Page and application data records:

- - -

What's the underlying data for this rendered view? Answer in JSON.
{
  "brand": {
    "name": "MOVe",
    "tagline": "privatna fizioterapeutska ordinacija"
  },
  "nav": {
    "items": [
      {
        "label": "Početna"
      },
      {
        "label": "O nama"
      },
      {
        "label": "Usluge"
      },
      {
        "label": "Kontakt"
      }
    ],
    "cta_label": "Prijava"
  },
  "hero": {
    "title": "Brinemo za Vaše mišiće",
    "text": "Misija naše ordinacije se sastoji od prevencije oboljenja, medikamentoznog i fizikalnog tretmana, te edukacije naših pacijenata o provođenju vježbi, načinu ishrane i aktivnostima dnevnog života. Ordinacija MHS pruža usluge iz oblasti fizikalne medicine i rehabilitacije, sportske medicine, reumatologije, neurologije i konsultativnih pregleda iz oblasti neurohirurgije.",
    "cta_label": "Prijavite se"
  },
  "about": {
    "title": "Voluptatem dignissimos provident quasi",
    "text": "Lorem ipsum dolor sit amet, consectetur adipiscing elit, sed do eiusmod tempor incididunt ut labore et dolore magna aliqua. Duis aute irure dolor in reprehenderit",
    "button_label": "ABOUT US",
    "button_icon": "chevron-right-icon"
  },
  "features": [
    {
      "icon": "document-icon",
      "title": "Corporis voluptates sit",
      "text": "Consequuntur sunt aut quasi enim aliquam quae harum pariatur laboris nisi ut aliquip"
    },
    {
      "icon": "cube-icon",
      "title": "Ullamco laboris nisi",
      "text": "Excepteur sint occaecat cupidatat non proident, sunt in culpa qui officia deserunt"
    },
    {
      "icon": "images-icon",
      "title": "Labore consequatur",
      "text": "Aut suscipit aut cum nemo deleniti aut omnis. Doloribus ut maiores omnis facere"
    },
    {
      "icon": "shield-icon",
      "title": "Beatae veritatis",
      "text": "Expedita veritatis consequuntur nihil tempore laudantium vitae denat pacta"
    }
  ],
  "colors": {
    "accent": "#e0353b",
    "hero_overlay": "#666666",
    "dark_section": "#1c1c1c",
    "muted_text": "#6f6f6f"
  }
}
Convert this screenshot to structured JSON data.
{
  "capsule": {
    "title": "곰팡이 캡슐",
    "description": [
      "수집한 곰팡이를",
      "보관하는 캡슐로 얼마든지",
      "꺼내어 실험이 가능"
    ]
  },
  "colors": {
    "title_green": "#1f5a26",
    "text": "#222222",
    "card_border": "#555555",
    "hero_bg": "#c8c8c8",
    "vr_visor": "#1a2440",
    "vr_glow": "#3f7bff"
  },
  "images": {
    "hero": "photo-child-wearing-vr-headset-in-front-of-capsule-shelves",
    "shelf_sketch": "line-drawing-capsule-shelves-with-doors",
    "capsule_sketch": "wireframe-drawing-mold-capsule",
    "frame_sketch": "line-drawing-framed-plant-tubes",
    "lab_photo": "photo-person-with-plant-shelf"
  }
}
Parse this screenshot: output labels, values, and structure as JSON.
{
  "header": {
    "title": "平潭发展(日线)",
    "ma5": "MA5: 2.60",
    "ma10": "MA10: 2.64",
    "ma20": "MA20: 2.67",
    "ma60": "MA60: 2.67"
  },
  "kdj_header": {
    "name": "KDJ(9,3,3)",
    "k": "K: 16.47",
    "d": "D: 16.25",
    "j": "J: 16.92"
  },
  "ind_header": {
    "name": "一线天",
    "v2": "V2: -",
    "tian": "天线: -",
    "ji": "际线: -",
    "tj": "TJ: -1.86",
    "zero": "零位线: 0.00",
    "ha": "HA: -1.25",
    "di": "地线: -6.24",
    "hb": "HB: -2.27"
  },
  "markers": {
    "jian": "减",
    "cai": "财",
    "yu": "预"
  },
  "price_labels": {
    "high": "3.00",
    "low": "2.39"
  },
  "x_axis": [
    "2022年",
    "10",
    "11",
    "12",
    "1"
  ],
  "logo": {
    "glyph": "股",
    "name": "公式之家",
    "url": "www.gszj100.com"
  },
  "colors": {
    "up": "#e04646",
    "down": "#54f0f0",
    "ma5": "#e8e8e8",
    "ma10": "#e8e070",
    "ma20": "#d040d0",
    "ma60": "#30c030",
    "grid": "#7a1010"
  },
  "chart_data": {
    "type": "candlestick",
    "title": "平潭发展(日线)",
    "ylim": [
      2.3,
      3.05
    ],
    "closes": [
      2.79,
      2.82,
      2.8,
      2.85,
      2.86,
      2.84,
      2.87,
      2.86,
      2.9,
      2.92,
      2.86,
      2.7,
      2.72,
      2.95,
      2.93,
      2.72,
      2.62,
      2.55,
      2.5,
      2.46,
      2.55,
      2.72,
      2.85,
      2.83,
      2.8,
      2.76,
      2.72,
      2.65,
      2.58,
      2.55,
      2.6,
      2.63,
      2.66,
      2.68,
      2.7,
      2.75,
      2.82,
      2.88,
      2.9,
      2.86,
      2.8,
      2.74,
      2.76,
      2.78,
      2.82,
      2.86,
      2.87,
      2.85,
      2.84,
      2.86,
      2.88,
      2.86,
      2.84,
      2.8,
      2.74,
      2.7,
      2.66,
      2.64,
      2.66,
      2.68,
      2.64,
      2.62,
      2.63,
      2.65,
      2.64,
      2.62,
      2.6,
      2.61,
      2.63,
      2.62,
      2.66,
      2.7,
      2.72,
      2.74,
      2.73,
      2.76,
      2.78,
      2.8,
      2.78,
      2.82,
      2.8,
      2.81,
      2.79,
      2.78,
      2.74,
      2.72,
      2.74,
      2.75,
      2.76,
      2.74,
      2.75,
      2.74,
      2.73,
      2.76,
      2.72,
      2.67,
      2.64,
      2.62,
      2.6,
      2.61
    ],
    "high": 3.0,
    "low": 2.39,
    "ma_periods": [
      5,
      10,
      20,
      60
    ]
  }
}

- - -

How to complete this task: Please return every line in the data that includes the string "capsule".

Reply to the exercise:
  "capsule": {
    "hero": "photo-child-wearing-vr-headset-in-front-of-capsule-shelves",
    "shelf_sketch": "line-drawing-capsule-shelves-with-doors",
    "capsule_sketch": "wireframe-drawing-mold-capsule",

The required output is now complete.